Maschine
Rubidium
29/07/2013
CD & Digital Download
  1. The Fallen
  2. Rubidium
  3. Cubixstro
  4. Invincible
  5. Venga
  6. Eyes Pt.1
  7. Eyes Pt.2
  8. Chains
  9. Reach Out
Formed in 2008 by guitarist/vocalist Luke Machin at the Brighton Institute Of Modern Music, UK-based prog rockers Maschine are the new young stars on the InsideOut roster. “Young” in this case doesn’t mean inexperienced or amateurish, however, as Machin and bassist Daniel Mash logged in a solid three years as members of The Tangent while preparing to go off on their own with their own brand of music. Or rather, before they were given the opportunity to show what they had to offer courtesy of The Tangent’s frontman/founder Andy Tillison. The story goes that InsideOut approached Tillison as far back as 2009 to find a young English progressive rock band, and Maschine was the act he eventually pushed forward to pique the label’s interest.

Mission accomplished.

Machin, who has worked with and shared the stage with legends such as Francis Dunnery (It Bites), Robert Plant (Led Zeppelin), Bernie Marsden (Whitesnake) and Jeff Beck (The Yardbirds), is the creative force behind Maschine and has been working towards releasing an album with his own stamp on it for years.

“It feels like forever,” he admits. “I’ve been doing this since I was able to pick up a guitar. I’ve been playing music and composing progressive rock for years, so I used to play some of these songs in other bands I had in the past. They’ve really only been brought to life on this album.”

Brought up with progressive rock - crediting Francis Dunnery’s guitar work as his strongest influence – Machin spent his teen years listening to Dream Theater, Pain Of Salvation, Genesis, Yes, Joe Satriani and Steve Vai, all of whom left a mark on Maschine’s debut album.

“I’ve always been into the four chord kind of stuff,” Machin says with regards to his musical roots, “but there’s only so much you can do with that. Between the ages of eight and 12, I used to do something like eight or 10 hours of practice a day, which is pretty crazy.
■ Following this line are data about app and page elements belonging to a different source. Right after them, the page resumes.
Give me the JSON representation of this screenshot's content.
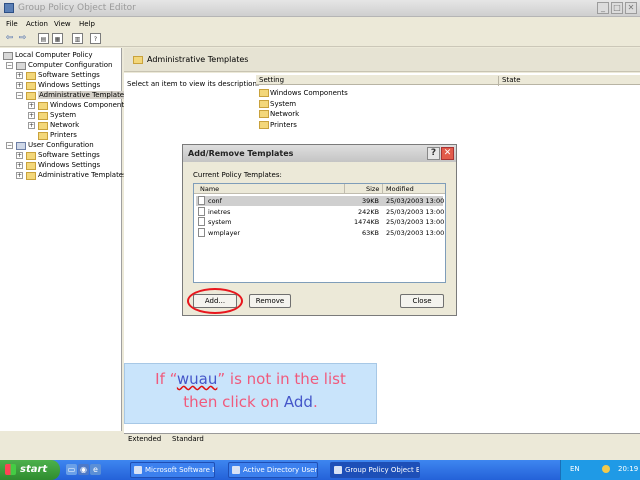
{
  "window": {
    "title": "Group Policy Object Editor"
  },
  "menu": [
    "File",
    "Action",
    "View",
    "Help"
  ],
  "toolbar": {
    "icons": [
      "back-arrow-icon",
      "forward-arrow-icon",
      "up-folder-icon",
      "show-hide-tree-icon",
      "properties-icon",
      "help-icon"
    ]
  },
  "tree": {
    "root": "Local Computer Policy",
    "computer_config": "Computer Configuration",
    "cc_software": "Software Settings",
    "cc_windows": "Windows Settings",
    "cc_admin": "Administrative Templates",
    "cc_admin_wc": "Windows Components",
    "cc_admin_system": "System",
    "cc_admin_network": "Network",
    "cc_admin_printers": "Printers",
    "user_config": "User Configuration",
    "uc_software": "Software Settings",
    "uc_windows": "Windows Settings",
    "uc_admin": "Administrative Templates"
  },
  "right": {
    "title": "Administrative Templates",
    "description": "Select an item to view its description.",
    "col_setting": "Setting",
    "col_state": "State",
    "items": [
      "Windows Components",
      "System",
      "Network",
      "Printers"
    ]
  },
  "dialog": {
    "title": "Add/Remove Templates",
    "help_btn": "?",
    "close_btn": "✕",
    "label": "Current Policy Templates:",
    "col_name": "Name",
    "col_size": "Size",
    "col_modified": "Modified",
    "rows": [
      {
        "name": "conf",
        "size": "39KB",
        "modified": "25/03/2003 13:00"
      },
      {
        "name": "inetres",
        "size": "242KB",
        "modified": "25/03/2003 13:00"
      },
      {
        "name": "system",
        "size": "1474KB",
        "modified": "25/03/2003 13:00"
      },
      {
        "name": "wmplayer",
        "size": "63KB",
        "modified": "25/03/2003 13:00"
      }
    ],
    "add_button": "Add...",
    "remove_button": "Remove",
    "close_button": "Close"
  },
  "note": {
    "line1_pre": "If “",
    "line1_kw": "wuau",
    "line1_post": "” is not in the list",
    "line2_pre": "then click on ",
    "line2_kw": "Add",
    "line2_post": "."
  },
  "tabs": {
    "extended": "Extended",
    "standard": "Standard"
  },
  "taskbar": {
    "start": "start",
    "tasks": [
      "Microsoft Software Li...",
      "Active Directory User...",
      "Group Policy Object E..."
    ],
    "lang": "EN",
    "time": "20:19"
  }
}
It’s good practice, and at some point you get to a certain level where you want to put as much as you can into the music without overdoing it. You’ve got to have that balance so that the listeners understand the music. Progressive rock, when you’re composing it, is very classically structured with those jazz improv solos in there. There’s one song on the album called ‘Venga’, for example, that’s quite old and has more of a hard rock edge rather than a technical side, and every time we play it live it goes down really well.”

According to Machin, there’s no real concept behind Maschine’s debut album even though prog rock and conceptual pieces are generally the norm. All the songs featured on the record were written over the past five years, acting as a canvas for Machin’s life experiences, from relationships to health issues to things he’s witnessed along the way.

“It’s hard to do everything yourself,” Machin agrees, “but that’s what I’ve always done, so in the practice room I do expect people to put out a high level effort. And when that comes out in the performances, whether we’re in the studio or playing live, it sounds great.”